*** Excerpted records ***
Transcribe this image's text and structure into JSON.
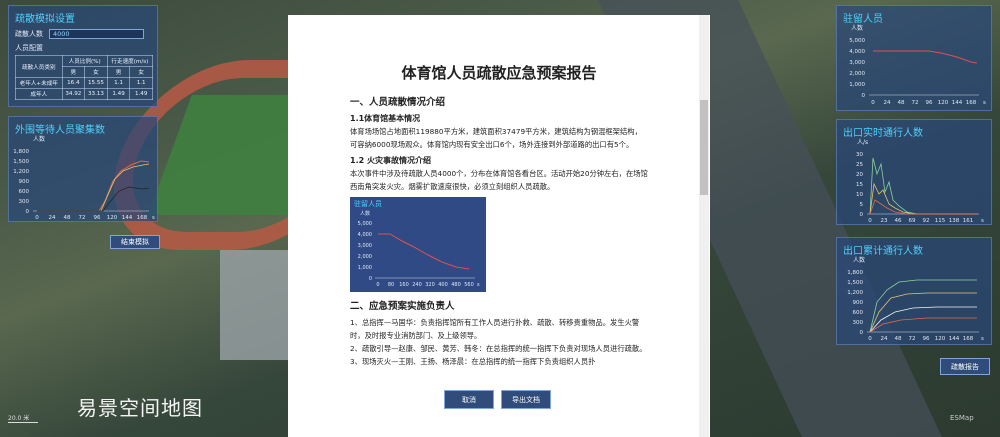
{
  "left_panel": {
    "title": "疏散模拟设置",
    "count_label": "疏散人数",
    "count_value": "4000",
    "people_config_label": "人员配置",
    "table_headers": [
      "疏散人员类别",
      "人员比例(%)",
      "行走速度(m/s)"
    ],
    "sub_headers": [
      "男",
      "女",
      "男",
      "女"
    ],
    "rows": [
      {
        "label": "老年人+未成年",
        "vals": [
          "16.4",
          "15.55",
          "1.1",
          "1.1"
        ]
      },
      {
        "label": "成年人",
        "vals": [
          "34.92",
          "33.13",
          "1.49",
          "1.49"
        ]
      }
    ]
  },
  "gather_panel": {
    "title": "外围等待人员聚集数",
    "ylabel": "人数",
    "yticks": [
      "1,800",
      "1,500",
      "1,200",
      "900",
      "600",
      "300",
      "0"
    ],
    "xticks": [
      "0",
      "24",
      "48",
      "72",
      "96",
      "120",
      "144",
      "168"
    ],
    "xunit": "s"
  },
  "end_button": "结束模拟",
  "right_top": {
    "title": "驻留人员",
    "ylabel": "人数",
    "yticks": [
      "5,000",
      "4,000",
      "3,000",
      "2,000",
      "1,000",
      "0"
    ],
    "xticks": [
      "0",
      "24",
      "48",
      "72",
      "96",
      "120",
      "144",
      "168"
    ],
    "xunit": "s"
  },
  "right_mid": {
    "title": "出口实时通行人数",
    "ylabel": "人/s",
    "yticks": [
      "30",
      "25",
      "20",
      "15",
      "10",
      "5",
      "0"
    ],
    "xticks": [
      "0",
      "23",
      "46",
      "69",
      "92",
      "115",
      "138",
      "161"
    ],
    "xunit": "s"
  },
  "right_bot": {
    "title": "出口累计通行人数",
    "ylabel": "人数",
    "yticks": [
      "1,800",
      "1,500",
      "1,200",
      "900",
      "600",
      "300",
      "0"
    ],
    "xticks": [
      "0",
      "24",
      "48",
      "72",
      "96",
      "120",
      "144",
      "168"
    ],
    "xunit": "s"
  },
  "report_button": "疏散报告",
  "report": {
    "title": "体育馆人员疏散应急预案报告",
    "s1": "一、人员疏散情况介绍",
    "s1_1": "1.1体育馆基本情况",
    "p1": "体育场场馆占地面积119880平方米，建筑面积37479平方米，建筑结构为钢混框架结构，可容纳6000现场观众。体育馆内现有安全出口6个，场外连接到外部道路的出口有5个。",
    "s1_2": "1.2 火灾事故情况介绍",
    "p2": "本次事件中涉及待疏散人员4000个，分布在体育馆各看台区。活动开始20分钟左右，在场馆西南角突发火灾。烟雾扩散速度很快，必须立刻组织人员疏散。",
    "chart_title": "驻留人员",
    "chart_ylabel": "人数",
    "chart_yticks": [
      "5,000",
      "4,000",
      "3,000",
      "2,000",
      "1,000",
      "0"
    ],
    "chart_xticks": [
      "0",
      "80",
      "160",
      "240",
      "320",
      "400",
      "480",
      "560"
    ],
    "chart_xunit": "s",
    "s2": "二、应急预案实施负责人",
    "p3": "1、总指挥—马国华：负责指挥馆所有工作人员进行扑救、疏散、转移贵重物品。发生火警时，及时报专业消防部门、及上级领导。",
    "p4": "2、疏散引导—赵康、邹民、黄芳、韩冬：在总指挥的统一指挥下负责对现场人员进行疏散。",
    "p5": "3、现场灭火—王刚、王扬、杨泽晨：在总指挥的统一指挥下负责组织人员扑"
  },
  "cancel_button": "取消",
  "export_button": "导出文档",
  "watermark": "易景空间地图",
  "scale_text": "20.0 米",
  "logo_text": "ESMap"
}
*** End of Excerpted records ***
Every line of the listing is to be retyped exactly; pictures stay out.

Transcribe this image's text and structure into JSON.
{
  "left_panel": {
    "title": "疏散模拟设置",
    "count_label": "疏散人数",
    "count_value": "4000",
    "people_config_label": "人员配置",
    "table_headers": [
      "疏散人员类别",
      "人员比例(%)",
      "行走速度(m/s)"
    ],
    "sub_headers": [
      "男",
      "女",
      "男",
      "女"
    ],
    "rows": [
      {
        "label": "老年人+未成年",
        "vals": [
          "16.4",
          "15.55",
          "1.1",
          "1.1"
        ]
      },
      {
        "label": "成年人",
        "vals": [
          "34.92",
          "33.13",
          "1.49",
          "1.49"
        ]
      }
    ]
  },
  "gather_panel": {
    "title": "外围等待人员聚集数",
    "ylabel": "人数",
    "yticks": [
      "1,800",
      "1,500",
      "1,200",
      "900",
      "600",
      "300",
      "0"
    ],
    "xticks": [
      "0",
      "24",
      "48",
      "72",
      "96",
      "120",
      "144",
      "168"
    ],
    "xunit": "s"
  },
  "end_button": "结束模拟",
  "right_top": {
    "title": "驻留人员",
    "ylabel": "人数",
    "yticks": [
      "5,000",
      "4,000",
      "3,000",
      "2,000",
      "1,000",
      "0"
    ],
    "xticks": [
      "0",
      "24",
      "48",
      "72",
      "96",
      "120",
      "144",
      "168"
    ],
    "xunit": "s"
  },
  "right_mid": {
    "title": "出口实时通行人数",
    "ylabel": "人/s",
    "yticks": [
      "30",
      "25",
      "20",
      "15",
      "10",
      "5",
      "0"
    ],
    "xticks": [
      "0",
      "23",
      "46",
      "69",
      "92",
      "115",
      "138",
      "161"
    ],
    "xunit": "s"
  },
  "right_bot": {
    "title": "出口累计通行人数",
    "ylabel": "人数",
    "yticks": [
      "1,800",
      "1,500",
      "1,200",
      "900",
      "600",
      "300",
      "0"
    ],
    "xticks": [
      "0",
      "24",
      "48",
      "72",
      "96",
      "120",
      "144",
      "168"
    ],
    "xunit": "s"
  },
  "report_button": "疏散报告",
  "report": {
    "title": "体育馆人员疏散应急预案报告",
    "s1": "一、人员疏散情况介绍",
    "s1_1": "1.1体育馆基本情况",
    "p1": "体育场场馆占地面积119880平方米，建筑面积37479平方米，建筑结构为钢混框架结构，可容纳6000现场观众。体育馆内现有安全出口6个，场外连接到外部道路的出口有5个。",
    "s1_2": "1.2 火灾事故情况介绍",
    "p2": "本次事件中涉及待疏散人员4000个，分布在体育馆各看台区。活动开始20分钟左右，在场馆西南角突发火灾。烟雾扩散速度很快，必须立刻组织人员疏散。",
    "chart_title": "驻留人员",
    "chart_ylabel": "人数",
    "chart_yticks": [
      "5,000",
      "4,000",
      "3,000",
      "2,000",
      "1,000",
      "0"
    ],
    "chart_xticks": [
      "0",
      "80",
      "160",
      "240",
      "320",
      "400",
      "480",
      "560"
    ],
    "chart_xunit": "s",
    "s2": "二、应急预案实施负责人",
    "p3": "1、总指挥—马国华：负责指挥馆所有工作人员进行扑救、疏散、转移贵重物品。发生火警时，及时报专业消防部门、及上级领导。",
    "p4": "2、疏散引导—赵康、邹民、黄芳、韩冬：在总指挥的统一指挥下负责对现场人员进行疏散。",
    "p5": "3、现场灭火—王刚、王扬、杨泽晨：在总指挥的统一指挥下负责组织人员扑"
  },
  "cancel_button": "取消",
  "export_button": "导出文档",
  "watermark": "易景空间地图",
  "scale_text": "20.0 米",
  "logo_text": "ESMap"
}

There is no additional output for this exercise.